Rules of Parenting – Richard Templar and Confident Baby Care – Jo Frost – I just signed up to the local library. Thought I’d indulge myself in some super forward planning. Good tips in the rules of parenting book, but some points I just don’t agree with. I come from the school of tough love and obligation… and ‘Asian values’. The Jo Frost book is really cute and I’ll read it again come the time.

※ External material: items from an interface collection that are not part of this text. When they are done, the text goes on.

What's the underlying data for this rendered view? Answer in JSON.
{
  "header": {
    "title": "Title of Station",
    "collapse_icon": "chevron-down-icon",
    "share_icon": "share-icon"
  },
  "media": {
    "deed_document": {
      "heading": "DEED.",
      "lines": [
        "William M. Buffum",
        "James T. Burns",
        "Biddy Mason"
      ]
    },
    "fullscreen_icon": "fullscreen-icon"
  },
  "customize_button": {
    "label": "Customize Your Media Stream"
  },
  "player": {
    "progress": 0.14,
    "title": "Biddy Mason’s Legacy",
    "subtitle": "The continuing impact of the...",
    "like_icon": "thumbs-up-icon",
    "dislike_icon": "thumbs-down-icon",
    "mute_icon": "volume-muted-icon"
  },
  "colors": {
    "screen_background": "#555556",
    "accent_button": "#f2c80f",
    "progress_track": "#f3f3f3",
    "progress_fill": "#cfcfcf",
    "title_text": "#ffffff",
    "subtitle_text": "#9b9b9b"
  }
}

The Pleasures and Sorrows of Work – Alain de Botton – I had been meaning to check this book out for well over a year since he gave a talk at my workplace. My curiosity was reignited when I finished with the Status Anxiety book. This book was a bit of a surprise. A pleasant surprise – I was expecting a more ‘theoretical’ and general approach to describing work – but he went into detail focusing on specific jobs, tailing specific people who work in accounting (audit firm, Ernst & Young I think), fishing, rocket scientists, a careers adviser, a guy who is a member of the Pylon Appreciation Society, biscuit-making and aviation. It’s like a story book with lots of pictures. And also what is extremely evident is his constant use of metaphors and juxtapositions – some were so beautiful, but approaching the end of the book it gets a tiny bit dejavu-ish. I still like this guy, and this book is very insightful so I’ll seek out his other stuff. It is just so amazing the mundanity of some jobs and puts a magnifying glass on the monstrosity of wasting time, particularly other people’s time, never mind even if you’re paying them for it. It’s like first degree murder cos you’re robbing them of their life. Life = time. It brings work to perspective too – what significance would a specific project or task have in 3 years? And to think we sweat over them so much.

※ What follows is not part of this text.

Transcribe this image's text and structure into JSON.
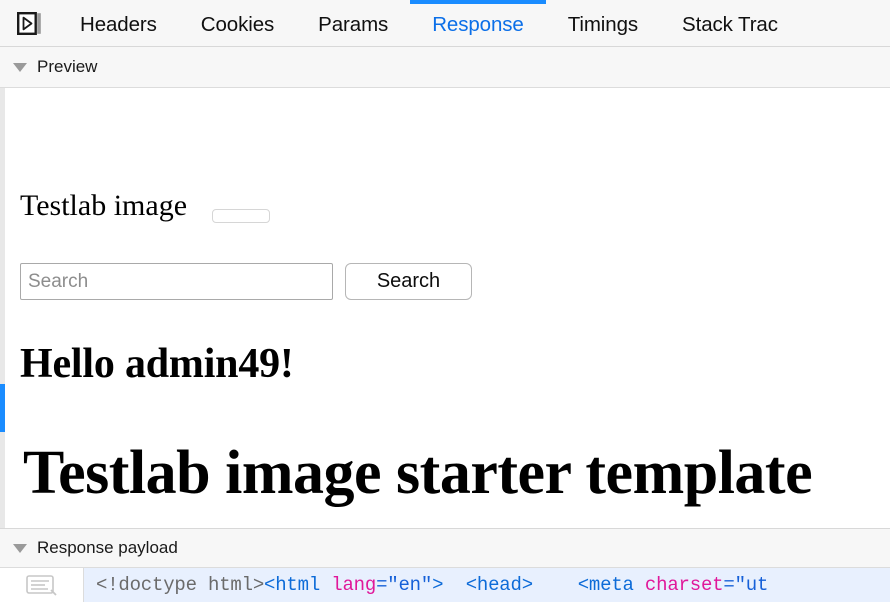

I’m currently reading a doorstopper – Bertrand Russell’s History of Western Philosophy. It’s prolly the only doorstopper I’ve read in my life, I think. I’m up to Protagoras. I’m also reading some ‘making full use of your iPod’ book which isn’t very arresting.

Care to recommend any books?

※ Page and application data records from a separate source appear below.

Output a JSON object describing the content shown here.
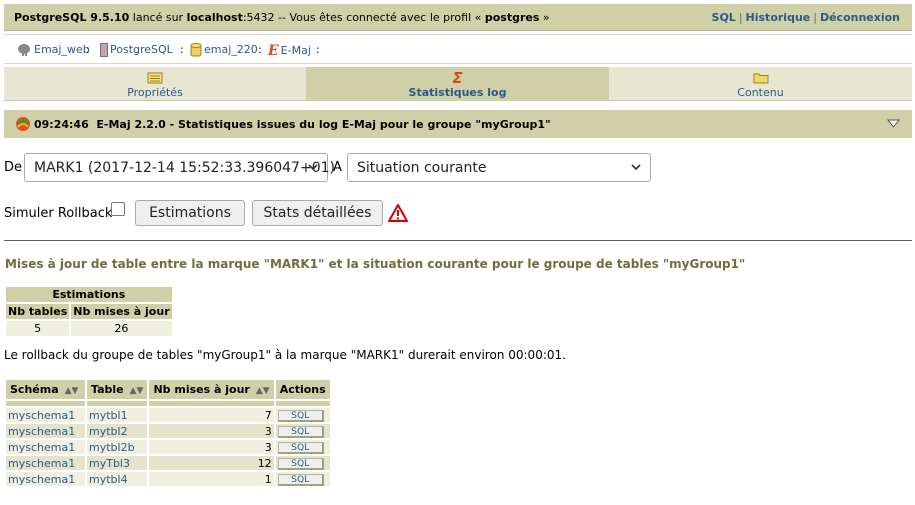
{
  "topbar": {
    "server_name": "PostgreSQL 9.5.10",
    "launched_on": " lancé sur ",
    "host": "localhost",
    "port_msg": ":5432 -- Vous êtes connecté avec le profil « ",
    "profile": "postgres",
    "close_quote": " »",
    "links": {
      "sql": "SQL",
      "history": "Historique",
      "logout": "Déconnexion"
    }
  },
  "breadcrumb": {
    "server": "Emaj_web",
    "engine": "PostgreSQL",
    "database": "emaj_220",
    "plugin": "E-Maj",
    "sep": ":"
  },
  "tabs": [
    {
      "label": "Propriétés"
    },
    {
      "label": "Statistiques log"
    },
    {
      "label": "Contenu"
    }
  ],
  "title": {
    "time": "09:24:46",
    "text": "E-Maj 2.2.0  -  Statistiques issues du log E-Maj pour le groupe \"myGroup1\""
  },
  "form": {
    "from_label": "De",
    "from_value": "MARK1 (2017-12-14 15:52:33.396047+01)",
    "to_label": "A",
    "to_value": "Situation courante",
    "simulate_label": "Simuler Rollback",
    "estimations_label": "Estimations",
    "detailed_label": "Stats détaillées"
  },
  "section_title": "Mises à jour de table entre la marque \"MARK1\" et la situation courante pour le groupe de tables \"myGroup1\"",
  "estimations_table": {
    "caption": "Estimations",
    "headers": [
      "Nb tables",
      "Nb mises à jour"
    ],
    "values": [
      "5",
      "26"
    ]
  },
  "rollback_message": "Le rollback du groupe de tables \"myGroup1\" à la marque \"MARK1\" durerait environ 00:00:01.",
  "stats_table": {
    "headers": [
      "Schéma",
      "Table",
      "Nb mises à jour",
      "Actions"
    ],
    "sort_icon": "sort-icon",
    "rows": [
      {
        "schema": "myschema1",
        "table": "mytbl1",
        "count": "7",
        "action": "SQL"
      },
      {
        "schema": "myschema1",
        "table": "mytbl2",
        "count": "3",
        "action": "SQL"
      },
      {
        "schema": "myschema1",
        "table": "mytbl2b",
        "count": "3",
        "action": "SQL"
      },
      {
        "schema": "myschema1",
        "table": "myTbl3",
        "count": "12",
        "action": "SQL"
      },
      {
        "schema": "myschema1",
        "table": "mytbl4",
        "count": "1",
        "action": "SQL"
      }
    ]
  },
  "colors": {
    "bar": "#d0d0a8",
    "link": "#2b5a87",
    "section_title": "#716d3c",
    "warning": "#cc0000"
  }
}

Rethink the future

This evening, I thought I’d be a busybody and attend an event for the launch of the Ellen MacArthur Foundation. I’d never heard of the lady, and I imagined her to be kinda older and from a titled background (I don’t know why, maybe it’s the name). Turns out she sailed around the world, at 28 years old, broke records, became a Dame off that, all pretty impressive. I think she’s a really inspiring character and a goal-setter who actually seeks to achieve those goals to the highest standard possible. She was very emotive, confident and great speaker/presenter I think – no notes, held our attention, all the sentences in one piece. The video presentations were also very professionally done and informative.

Superficial impressions aside, I think the message really resonates. ‘Rethink the future’ means creating a sustainable future. Because at the moment the status quo is to take stuff from the ground, make something with it, (buy it), use it, throw it away. But where is ‘away’? It festers in the landfill, and with a growing population and increasing consumption, that is not sustainable. So we should use technological know-how to create material and products that can be reused again and again or are thoroughly biodegradable. Electric cars that run on renewable energy. Fridges that can be made into something else at the end of their life. Even we humans are biodegradable! So we need to put more effort into the stuff we make to make them sustainable. It’s not merely recycling. It’s actually producing things in a different way, through a different product cycle model. Ellen MacArthur mentioned ‘circular economy’  and apparently China are onto that now. So things don’t get thrown away and instead go on to be different things or can decompose.  Waste should also be minimized on production, be it material or energy. For example, in the exhibition just now, a textile student came up with a weaving machine that creates the fabric pattern pieces to spec, so there is no cutting involved and no wastage; just sew the pieces together.

Seems like an exciting but also challenging future to face. I say, it’s definitely a very great time to be in science, design and engineering!